Locating hotels in high profile urban locations and exhibiting room models in highly trafficked locations are two methods hotel companies are using to gain market share for their new brands, according to hotel executives who spoke on Tuesday at the NYU Hospitality Investment Conference in New York. The executives appeared on a panel, providing a status report on these new brands, which have been launched in recent years to attract the large number of Gen X and Gen Y travelers who are spending an ever-increasing amount of the U.S. travel dollar.

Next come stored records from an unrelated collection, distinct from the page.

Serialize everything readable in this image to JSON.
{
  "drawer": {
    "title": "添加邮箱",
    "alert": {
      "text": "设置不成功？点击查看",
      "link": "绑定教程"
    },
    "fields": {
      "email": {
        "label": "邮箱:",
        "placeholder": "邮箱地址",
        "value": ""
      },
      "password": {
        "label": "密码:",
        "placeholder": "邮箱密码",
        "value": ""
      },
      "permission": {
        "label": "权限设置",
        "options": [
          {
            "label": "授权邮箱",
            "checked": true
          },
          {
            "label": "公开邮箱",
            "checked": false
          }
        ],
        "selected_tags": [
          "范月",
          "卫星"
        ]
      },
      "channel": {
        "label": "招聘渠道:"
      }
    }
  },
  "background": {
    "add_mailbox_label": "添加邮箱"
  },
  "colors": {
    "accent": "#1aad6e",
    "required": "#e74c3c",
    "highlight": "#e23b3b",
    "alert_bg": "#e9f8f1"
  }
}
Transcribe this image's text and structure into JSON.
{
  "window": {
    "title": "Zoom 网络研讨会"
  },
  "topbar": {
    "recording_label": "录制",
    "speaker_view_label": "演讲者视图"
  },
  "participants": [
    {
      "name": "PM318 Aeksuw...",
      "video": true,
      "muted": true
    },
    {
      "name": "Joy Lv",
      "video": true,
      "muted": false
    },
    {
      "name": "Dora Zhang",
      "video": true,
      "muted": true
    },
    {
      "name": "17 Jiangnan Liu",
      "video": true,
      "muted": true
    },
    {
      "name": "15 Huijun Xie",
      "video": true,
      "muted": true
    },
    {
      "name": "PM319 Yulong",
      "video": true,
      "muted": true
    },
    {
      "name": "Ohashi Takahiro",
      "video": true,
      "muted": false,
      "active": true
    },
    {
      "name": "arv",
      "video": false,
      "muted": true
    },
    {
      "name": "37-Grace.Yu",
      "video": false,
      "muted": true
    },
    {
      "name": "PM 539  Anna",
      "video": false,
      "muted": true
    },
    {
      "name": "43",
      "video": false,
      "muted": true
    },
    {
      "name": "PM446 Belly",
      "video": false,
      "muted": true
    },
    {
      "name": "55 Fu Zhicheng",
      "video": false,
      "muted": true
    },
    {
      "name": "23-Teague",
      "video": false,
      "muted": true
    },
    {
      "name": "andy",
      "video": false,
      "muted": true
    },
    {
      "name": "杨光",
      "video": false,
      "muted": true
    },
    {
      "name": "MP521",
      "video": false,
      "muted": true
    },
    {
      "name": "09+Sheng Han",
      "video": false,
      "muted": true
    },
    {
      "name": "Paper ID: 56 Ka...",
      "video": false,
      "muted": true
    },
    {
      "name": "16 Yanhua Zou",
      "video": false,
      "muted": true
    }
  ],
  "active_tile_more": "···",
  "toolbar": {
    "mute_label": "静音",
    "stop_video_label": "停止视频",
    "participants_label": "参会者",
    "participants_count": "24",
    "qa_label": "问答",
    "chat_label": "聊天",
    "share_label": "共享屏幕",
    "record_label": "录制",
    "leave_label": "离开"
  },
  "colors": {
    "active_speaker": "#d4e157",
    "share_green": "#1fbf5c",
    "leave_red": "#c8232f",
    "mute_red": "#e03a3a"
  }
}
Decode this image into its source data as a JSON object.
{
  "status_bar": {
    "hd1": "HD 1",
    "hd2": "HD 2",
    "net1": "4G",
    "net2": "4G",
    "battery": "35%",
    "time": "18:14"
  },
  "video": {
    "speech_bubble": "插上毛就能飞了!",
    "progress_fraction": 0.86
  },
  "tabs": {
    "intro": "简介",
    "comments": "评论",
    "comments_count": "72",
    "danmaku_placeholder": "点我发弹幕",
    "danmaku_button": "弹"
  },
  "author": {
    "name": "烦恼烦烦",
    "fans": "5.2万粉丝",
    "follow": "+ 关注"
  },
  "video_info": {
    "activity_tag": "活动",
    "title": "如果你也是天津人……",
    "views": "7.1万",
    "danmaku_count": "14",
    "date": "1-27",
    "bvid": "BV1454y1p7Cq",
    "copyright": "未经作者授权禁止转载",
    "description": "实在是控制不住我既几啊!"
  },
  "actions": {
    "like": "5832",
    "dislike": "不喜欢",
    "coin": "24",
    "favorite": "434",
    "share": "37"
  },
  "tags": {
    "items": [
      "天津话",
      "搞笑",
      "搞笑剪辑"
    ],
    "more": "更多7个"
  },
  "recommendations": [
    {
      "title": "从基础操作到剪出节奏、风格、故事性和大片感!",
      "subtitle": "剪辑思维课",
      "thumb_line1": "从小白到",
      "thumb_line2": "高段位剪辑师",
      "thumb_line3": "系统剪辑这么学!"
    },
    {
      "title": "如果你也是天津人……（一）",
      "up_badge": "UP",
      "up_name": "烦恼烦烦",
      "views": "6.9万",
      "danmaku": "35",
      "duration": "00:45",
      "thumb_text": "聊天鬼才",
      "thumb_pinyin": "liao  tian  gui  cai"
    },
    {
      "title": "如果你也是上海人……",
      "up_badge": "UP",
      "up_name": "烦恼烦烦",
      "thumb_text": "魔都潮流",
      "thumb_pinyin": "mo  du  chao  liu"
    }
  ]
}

For one new brand that has many features that are geared to the younger traveler, Cambria Suites, the company has used a variety of methods to gain the brand greater exposure. One strategy has been to put a model room in an airport near where a Cambria Suites has opened or is soon scheduled to open, said William Edmundson (pictured), president of Cambria Suites, which now has seven hotels open. Also, the new brand will benefit from being built in some high-profile locations, Edmundson said, noting that a new Cambria Suites is being built across from Madison Square Garden. Two of Starwood’s newest brands, Aloft and Element, will open their first hotels this summer. Doing intensive research with both developers and consumers has been a focus at Starwood to make sure their brands fit their target audience, said Paul Sacco, senior vice president of development for Starwood Hotels & Resorts Inc. Also, Starwood built room models near its corporate headquarters, he said. While these are new brands, they have the backing of major hotel companies, and their large reservation and guest loyalty systems can give a significant boost to these fledgling brands. Guests at both Element and Aloft “can plug into the Starwood global system,” Sacco said. Both of its new brands, Hyatt Place and Hyatt Summerfield Suites, prominently use the Hyatt name, which has been a boost, said Jim Abrahamson, head of development for The Americas for Hyatt Hotels Corp. The Hyatt moniker has proven to be beneficial, as developers of mixed-use projects containing retail or office find that having a hotel with a Hyatt-branded name adds cache to the development, he said. The brands have been tweaked along the way. Panel moderator Stephanie Ricca, editor of Hotel and Motel Management magazine, asked the brand heads if they had any “ah-ha” moments during the rollout of the new brands. James Anhut, senior vice president of franchise development for the Americas for IHG, said for its boutique brand Hotel Indigo, the color scheme was too similar among the first three hotels opened. Design and color schemes are now more differentiated among the new Indigos that have come online. All of the executives agreed that introducing a new brand is worth the effort. “Customers like new product, whether it’s a car or a hotel,” Abrahamson said. “This industry will die if we continue with the same formula.”